Robert H. Bayley
Robert H. Bayley
“A medical center which is not doing research is teaching from second-hand material. Research provides the source material for medical knowledge.”
Robert Hebard Bayley was born in New Jersey and graduated from Boys’ High School in Atlanta, Georgia, in 1925 before attending Emory University, where he graduated with a degree in medicine in 1931. In 1932, he began an association with Dr. Frank N. Wilson of Ann Arbor, Michigan, and developed a keen interest in the diseases of the heart, with particular interest to the electric fields produced by the living heart in health and disease. Out of this developed many scientific improvements to electrocardiography.
He taught medicine from 1933 to 1944 at the University of Michigan, the Leahy Home, Tuberculosis Sanatorium in Honolulu, Hawaii, and the Louisiana State University School of Medicine before coming to the University of Oklahoma shortly after World War I. Dr. Bayley established the Heart Station at Louisiana State University School of Medicine, and it was there he began his course of lectures on basic and advanced electrocardiography. The American Heart Association honored him in 1959 for his many hours of dedicated effort in the area of research.

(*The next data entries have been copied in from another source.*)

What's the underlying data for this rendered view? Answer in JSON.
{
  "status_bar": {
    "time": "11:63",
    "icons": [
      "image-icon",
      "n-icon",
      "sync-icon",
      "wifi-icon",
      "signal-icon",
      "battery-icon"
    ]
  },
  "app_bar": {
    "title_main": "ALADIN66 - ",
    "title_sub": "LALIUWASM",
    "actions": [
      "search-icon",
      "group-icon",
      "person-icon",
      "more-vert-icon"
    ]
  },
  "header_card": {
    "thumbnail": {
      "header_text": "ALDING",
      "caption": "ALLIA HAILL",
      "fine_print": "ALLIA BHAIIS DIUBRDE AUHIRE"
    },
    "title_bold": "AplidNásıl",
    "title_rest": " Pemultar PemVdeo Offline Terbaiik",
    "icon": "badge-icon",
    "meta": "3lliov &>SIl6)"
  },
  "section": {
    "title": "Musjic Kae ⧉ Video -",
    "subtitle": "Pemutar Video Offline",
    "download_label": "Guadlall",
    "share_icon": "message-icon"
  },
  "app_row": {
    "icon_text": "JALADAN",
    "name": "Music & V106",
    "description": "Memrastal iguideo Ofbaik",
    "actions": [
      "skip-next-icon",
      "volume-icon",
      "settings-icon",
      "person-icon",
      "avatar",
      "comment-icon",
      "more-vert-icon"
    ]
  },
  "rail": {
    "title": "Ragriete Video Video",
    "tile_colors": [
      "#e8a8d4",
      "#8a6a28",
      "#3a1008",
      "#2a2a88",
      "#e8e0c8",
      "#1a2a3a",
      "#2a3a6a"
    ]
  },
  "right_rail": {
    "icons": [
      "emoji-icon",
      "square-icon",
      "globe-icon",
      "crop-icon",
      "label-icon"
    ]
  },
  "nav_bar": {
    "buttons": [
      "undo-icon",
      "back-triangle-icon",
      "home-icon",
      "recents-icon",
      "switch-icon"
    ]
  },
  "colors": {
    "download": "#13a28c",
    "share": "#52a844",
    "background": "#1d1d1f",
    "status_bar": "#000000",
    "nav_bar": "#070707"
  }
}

In 1949, Dr. Robert Bayley was credited with the construction of an electronic measuring bridge sensitized to a charge of one-millionth of a volt, as well as a synthetic heart, which, in its reactions, was an exact reproduction of a human heart. Ten years later he developed an electronic brain which was designed to improve interpretation of the electrocardiogram.
Bayley came to the University of Oklahoma School of Medicine in Norman, Oklahoma, in 1944 as professor of medicine.